Even if these agreements were not properly ratified, the Council’s attempt to blame the Union lacks merit. The Union President is responsible for obtaining approval from the Union. When the Town comes to the Union to ask for concessions, it is not the Union’s responsibility (who was not represented by legal counsel at the time), to ensure the Solicitor gets the necessary approval.

Helpful facts:

Our Town Charter defines the duties of the Town Manager as follows: The Town Manager shall be the chief administrative officer of the Town. With the consent of the Town Council he or she may head one or more departments. He or she shall be responsible to the Town Council for the proper administration of all affairs of the Town and to that end has power and shall be required to…. (in part) Negotiate contracts on behalf of the Town subject to the approval of the Town Council;
The Charter does not specifically address agreements of this nature. The question of whether the MOAs/MOUs are contracts is open to interpretation. Such interpretation is typically left up to legal counsel (Clarkin was Town Solicitor at the time and would have been charged with advising the Council. He signed agreements #5 and #11)

Question #2 – Did these agreements have any financial impact on our town?

Corrigan’s position:

At first glance, Corrigan categorized the potential impact of each agreement as follows: Low (potential impact of less than $5,000); Medium (potential impact over $5,000) and High (potential impact in the hundreds of thousands.

A more thorough analysis she recently conducted shows that three of the agreements in particular (#1, #4 and #6) have cost the town a total of over $600,000 (See graphic here for specifics: Side Agreements).

The Union’s position:
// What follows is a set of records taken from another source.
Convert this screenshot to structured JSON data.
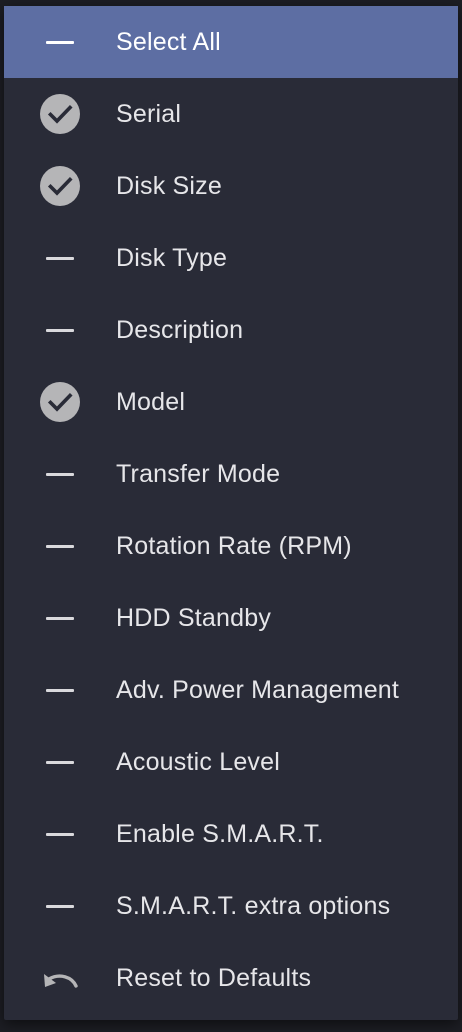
{
  "menu": {
    "items": [
      {
        "label": "Select All",
        "icon": "dash-icon",
        "highlight": true
      },
      {
        "label": "Serial",
        "icon": "check-circle-icon"
      },
      {
        "label": "Disk Size",
        "icon": "check-circle-icon"
      },
      {
        "label": "Disk Type",
        "icon": "dash-icon"
      },
      {
        "label": "Description",
        "icon": "dash-icon"
      },
      {
        "label": "Model",
        "icon": "check-circle-icon"
      },
      {
        "label": "Transfer Mode",
        "icon": "dash-icon"
      },
      {
        "label": "Rotation Rate (RPM)",
        "icon": "dash-icon"
      },
      {
        "label": "HDD Standby",
        "icon": "dash-icon"
      },
      {
        "label": "Adv. Power Management",
        "icon": "dash-icon"
      },
      {
        "label": "Acoustic Level",
        "icon": "dash-icon"
      },
      {
        "label": "Enable S.M.A.R.T.",
        "icon": "dash-icon"
      },
      {
        "label": "S.M.A.R.T. extra options",
        "icon": "dash-icon"
      },
      {
        "label": "Reset to Defaults",
        "icon": "undo-icon"
      }
    ]
  },
  "colors": {
    "highlight": "#5d6ea3",
    "menu_background": "#292b37",
    "check_circle": "#b5b5b7",
    "text": "#e6e6e9"
  }
}
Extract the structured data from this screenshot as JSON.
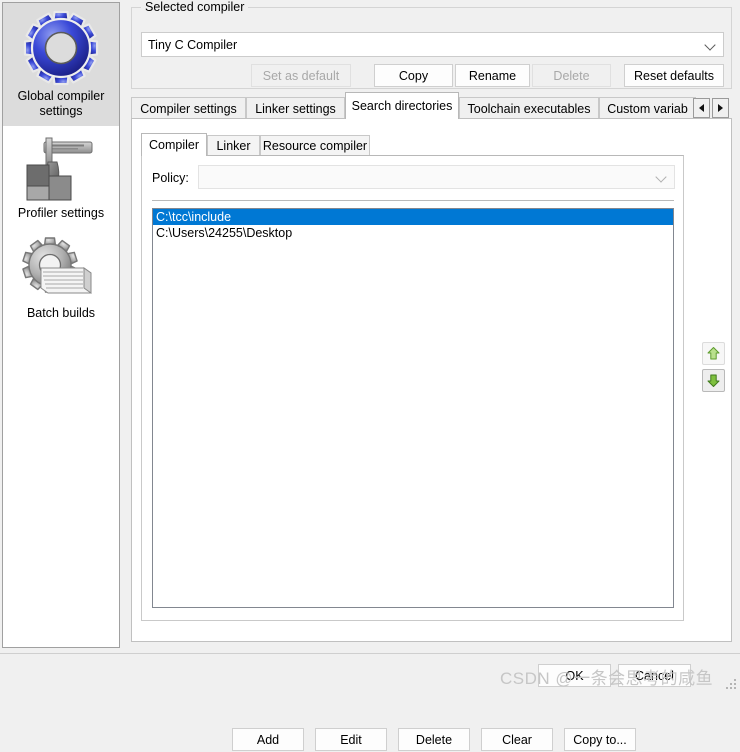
{
  "sidebar": {
    "items": [
      {
        "label": "Global compiler settings",
        "icon": "blue-gear-icon",
        "selected": true
      },
      {
        "label": "Profiler settings",
        "icon": "caliper-blocks-icon",
        "selected": false
      },
      {
        "label": "Batch builds",
        "icon": "gear-pages-icon",
        "selected": false
      }
    ]
  },
  "compiler_group": {
    "title": "Selected compiler",
    "combo_value": "Tiny C Compiler",
    "buttons": [
      {
        "label": "Set as default",
        "enabled": false
      },
      {
        "label": "Copy",
        "enabled": true
      },
      {
        "label": "Rename",
        "enabled": true
      },
      {
        "label": "Delete",
        "enabled": false
      },
      {
        "label": "Reset defaults",
        "enabled": true
      }
    ]
  },
  "outer_tabs": {
    "items": [
      {
        "label": "Compiler settings",
        "active": false
      },
      {
        "label": "Linker settings",
        "active": false
      },
      {
        "label": "Search directories",
        "active": true
      },
      {
        "label": "Toolchain executables",
        "active": false
      },
      {
        "label": "Custom variab",
        "active": false
      }
    ],
    "scroll_left_icon": "arrow-left-icon",
    "scroll_right_icon": "arrow-right-icon"
  },
  "inner_tabs": {
    "items": [
      {
        "label": "Compiler",
        "active": true
      },
      {
        "label": "Linker",
        "active": false
      },
      {
        "label": "Resource compiler",
        "active": false
      }
    ]
  },
  "policy": {
    "label": "Policy:",
    "value": "",
    "placeholder": ""
  },
  "directories": {
    "items": [
      {
        "path": "C:\\tcc\\include",
        "selected": true
      },
      {
        "path": "C:\\Users\\24255\\Desktop",
        "selected": false
      }
    ]
  },
  "move_buttons": {
    "up": {
      "icon": "arrow-up-green-icon",
      "label": "Move up"
    },
    "down": {
      "icon": "arrow-down-green-icon",
      "label": "Move down"
    }
  },
  "dir_actions": {
    "buttons": [
      {
        "label": "Add"
      },
      {
        "label": "Edit"
      },
      {
        "label": "Delete"
      },
      {
        "label": "Clear"
      },
      {
        "label": "Copy to..."
      }
    ]
  },
  "footer": {
    "ok_label": "OK",
    "cancel_label": "Cancel"
  },
  "watermark": {
    "text": "CSDN @一条会思考的咸鱼"
  },
  "colors": {
    "selection_blue": "#0078d4",
    "gear_blue": "#2f3fd0",
    "arrow_green": "#76b843",
    "dialog_bg": "#f0f0f0",
    "panel_white": "#ffffff"
  }
}
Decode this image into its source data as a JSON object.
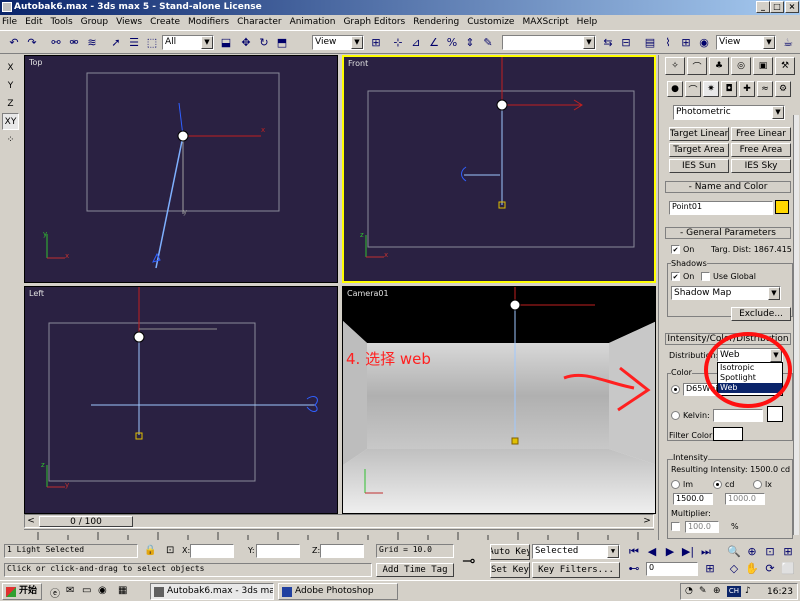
{
  "window": {
    "title": "Autobak6.max - 3ds max 5 - Stand-alone License",
    "controls": [
      "_",
      "□",
      "×"
    ]
  },
  "menu": [
    "File",
    "Edit",
    "Tools",
    "Group",
    "Views",
    "Create",
    "Modifiers",
    "Character",
    "Animation",
    "Graph Editors",
    "Rendering",
    "Customize",
    "MAXScript",
    "Help"
  ],
  "toolbar": {
    "selection_filter": "All",
    "reference_coord": "View",
    "named_selection": "",
    "render_view": "View"
  },
  "axis_buttons": [
    "X",
    "Y",
    "Z",
    "XY"
  ],
  "viewports": {
    "top": "Top",
    "front": "Front",
    "left": "Left",
    "camera": "Camera01"
  },
  "annotation": "4. 选择 web",
  "command_panel": {
    "category": "Photometric",
    "light_buttons": [
      "Target Linear",
      "Free Linear",
      "Target Area",
      "Free Area",
      "IES Sun",
      "IES Sky"
    ],
    "name_color": {
      "header": "Name and Color",
      "object_name": "Point01",
      "color": "#ffd700"
    },
    "general": {
      "header": "General Parameters",
      "on_label": "On",
      "targ_dist": "Targ. Dist: 1867.415",
      "shadows_label": "Shadows",
      "shadows_on_label": "On",
      "use_global_label": "Use Global",
      "shadow_type": "Shadow Map",
      "exclude_label": "Exclude..."
    },
    "intensity_rollout": {
      "header": "Intensity/Color/Distribution",
      "distribution_label": "Distribution:",
      "distribution_value": "Web",
      "distribution_options": [
        "Isotropic",
        "Spotlight",
        "Web"
      ],
      "selected_option": "Web",
      "color_label": "Color",
      "color_preset": "D65White",
      "kelvin_label": "Kelvin:",
      "filter_color_label": "Filter Color:",
      "intensity_label": "Intensity",
      "resulting_intensity": "Resulting Intensity: 1500.0 cd",
      "units": [
        "lm",
        "cd",
        "lx"
      ],
      "selected_unit": "cd",
      "value_1": "1500.0",
      "value_2": "1000.0",
      "multiplier_label": "Multiplier:",
      "multiplier_value": "100.0",
      "multiplier_unit": "%"
    }
  },
  "timeline": {
    "frame_display": "0 / 100"
  },
  "status": {
    "selection": "1 Light Selected",
    "prompt": "Click or click-and-drag to select objects",
    "x_label": "X:",
    "y_label": "Y:",
    "z_label": "Z:",
    "grid": "Grid = 10.0",
    "add_time_tag": "Add Time Tag",
    "auto_key": "Auto Key",
    "set_key": "Set Key",
    "key_mode": "Selected",
    "key_filters": "Key Filters...",
    "current_frame": "0"
  },
  "taskbar": {
    "start": "开始",
    "tasks": [
      "Autobak6.max - 3ds max ...",
      "Adobe Photoshop"
    ],
    "clock": "16:23",
    "ime": "CH"
  }
}
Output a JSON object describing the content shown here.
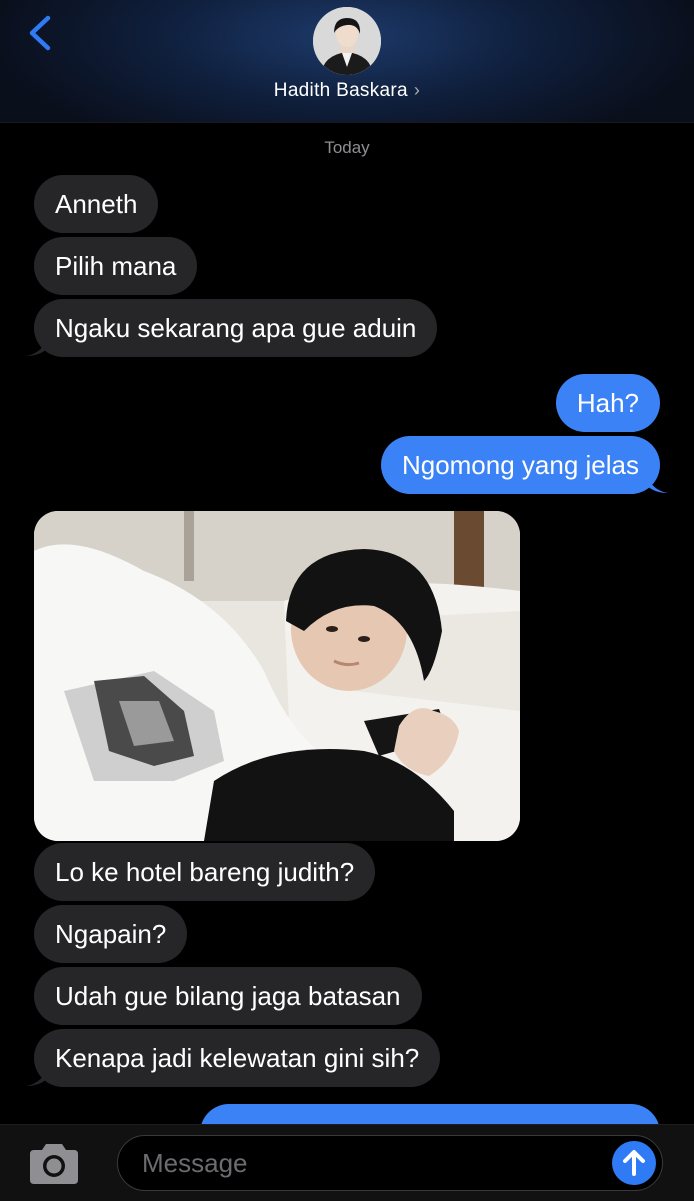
{
  "header": {
    "contact_name": "Hadith Baskara",
    "chevron": "›"
  },
  "thread": {
    "date_label": "Today",
    "messages": [
      {
        "from": "them",
        "text": "Anneth"
      },
      {
        "from": "them",
        "text": "Pilih mana"
      },
      {
        "from": "them",
        "text": "Ngaku sekarang apa gue aduin"
      },
      {
        "from": "me",
        "text": "Hah?"
      },
      {
        "from": "me",
        "text": "Ngomong yang jelas"
      },
      {
        "from": "them",
        "type": "photo"
      },
      {
        "from": "them",
        "text": "Lo ke hotel bareng judith?"
      },
      {
        "from": "them",
        "text": "Ngapain?"
      },
      {
        "from": "them",
        "text": "Udah gue bilang jaga batasan"
      },
      {
        "from": "them",
        "text": "Kenapa jadi kelewatan gini sih?"
      }
    ]
  },
  "composer": {
    "placeholder": "Message"
  },
  "colors": {
    "sent_bubble": "#3b82f6",
    "received_bubble": "#262628",
    "accent": "#2f7bf5"
  },
  "icons": [
    "back-chevron-icon",
    "camera-icon",
    "send-arrow-icon"
  ]
}
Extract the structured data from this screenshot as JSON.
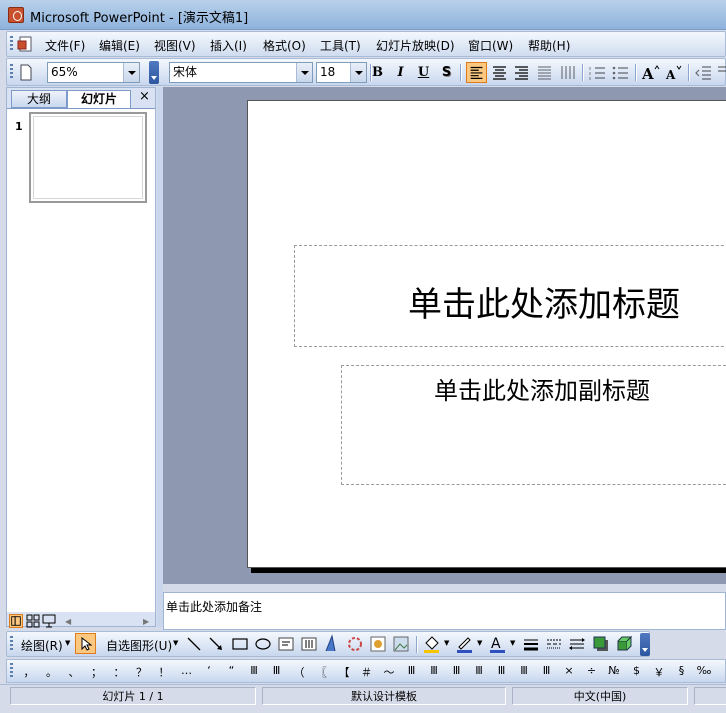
{
  "window": {
    "title": "Microsoft PowerPoint - [演示文稿1]"
  },
  "menu": {
    "items": [
      {
        "label": "文件(F)"
      },
      {
        "label": "编辑(E)"
      },
      {
        "label": "视图(V)"
      },
      {
        "label": "插入(I)"
      },
      {
        "label": "格式(O)"
      },
      {
        "label": "工具(T)"
      },
      {
        "label": "幻灯片放映(D)"
      },
      {
        "label": "窗口(W)"
      },
      {
        "label": "帮助(H)"
      }
    ]
  },
  "toolbar": {
    "zoom": "65%",
    "font_name": "宋体",
    "font_size": "18",
    "bold": "B",
    "italic": "I",
    "underline": "U",
    "shadow": "S"
  },
  "left_pane": {
    "tab_outline": "大纲",
    "tab_slides": "幻灯片",
    "close": "×",
    "slide_number": "1"
  },
  "slide": {
    "title_placeholder": "单击此处添加标题",
    "subtitle_placeholder": "单击此处添加副标题"
  },
  "notes": {
    "placeholder": "单击此处添加备注"
  },
  "drawing_toolbar": {
    "draw_label": "绘图(R)",
    "autoshapes_label": "自选图形(U)"
  },
  "symbol_toolbar": {
    "symbols": [
      "，",
      "。",
      "、",
      "；",
      "：",
      "？",
      "！",
      "…",
      "‘",
      "“",
      "Ⅲ",
      "Ⅲ",
      "（",
      "〖",
      "【",
      "＃",
      "～",
      "Ⅲ",
      "Ⅲ",
      "Ⅲ",
      "Ⅲ",
      "Ⅲ",
      "Ⅲ",
      "Ⅲ",
      "×",
      "÷",
      "№",
      "$",
      "￥",
      "§",
      "‰"
    ]
  },
  "status": {
    "slide_info": "幻灯片 1 / 1",
    "design": "默认设计模板",
    "language": "中文(中国)"
  },
  "colors": {
    "accent": "#fcc880",
    "editor_bg": "#8e99b1",
    "title_bar": "#9fbfe2"
  }
}
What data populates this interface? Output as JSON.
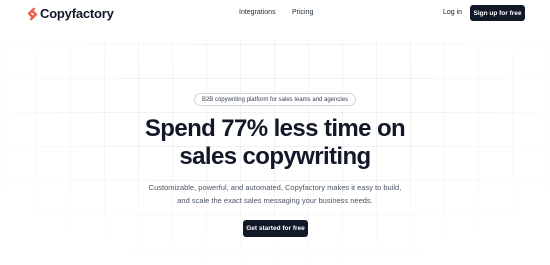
{
  "brand": {
    "name": "Copyfactory",
    "logo_icon": "copyfactory-logo-icon",
    "accent": "#e8604c"
  },
  "nav": {
    "integrations": "Integrations",
    "pricing": "Pricing"
  },
  "auth": {
    "login": "Log in",
    "signup": "Sign up for free"
  },
  "hero": {
    "badge": "B2B copywriting platform for sales teams and agencies",
    "headline_line1": "Spend 77% less time on",
    "headline_line2": "sales copywriting",
    "sub_line1": "Customizable, powerful, and automated, Copyfactory makes it easy to build,",
    "sub_line2": "and scale the exact sales messaging your business needs.",
    "cta": "Get started for free"
  },
  "colors": {
    "primary_dark": "#111827",
    "background": "#ffffff",
    "text_muted": "#4b5563"
  }
}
The intent of all of the agreements was to save the town money in several ways. First, the agreements were a settlement of a grievance. Had the parties not been able to resolve the grievance, both would have spent money on arbitration (the cost of an arbitrator is $2,000 per day; the parties split the cost, plus pay a filing fee).

Second, many of the agreements did in fact save the town money, in particular agreements #2, #4, #7 and #9. Regarding #6, the cost to the town is grossly inflated (see graphic for specifics: Side Agreements).

Note: Determining the true impact of these financial agreements is beyond the expertise of the administrators of Engaged East Greenwich.

** Sources used:
• Statements made by Gayle Corrigan and Sue Cienki in 10.22.18 TC meeting, emails to town residents and in-person meeting on 10.29.18;
• Statements made by union attorney Elizabeth Wiens in her written statement dated 10.23.2018 and in-person meeting on 10.24.2018;
• Statements made by Bill Perry during phone conversation on 10.29.18; and
Statements made by Michael Isaacs in East Greenwich News article dated 10.23.2018.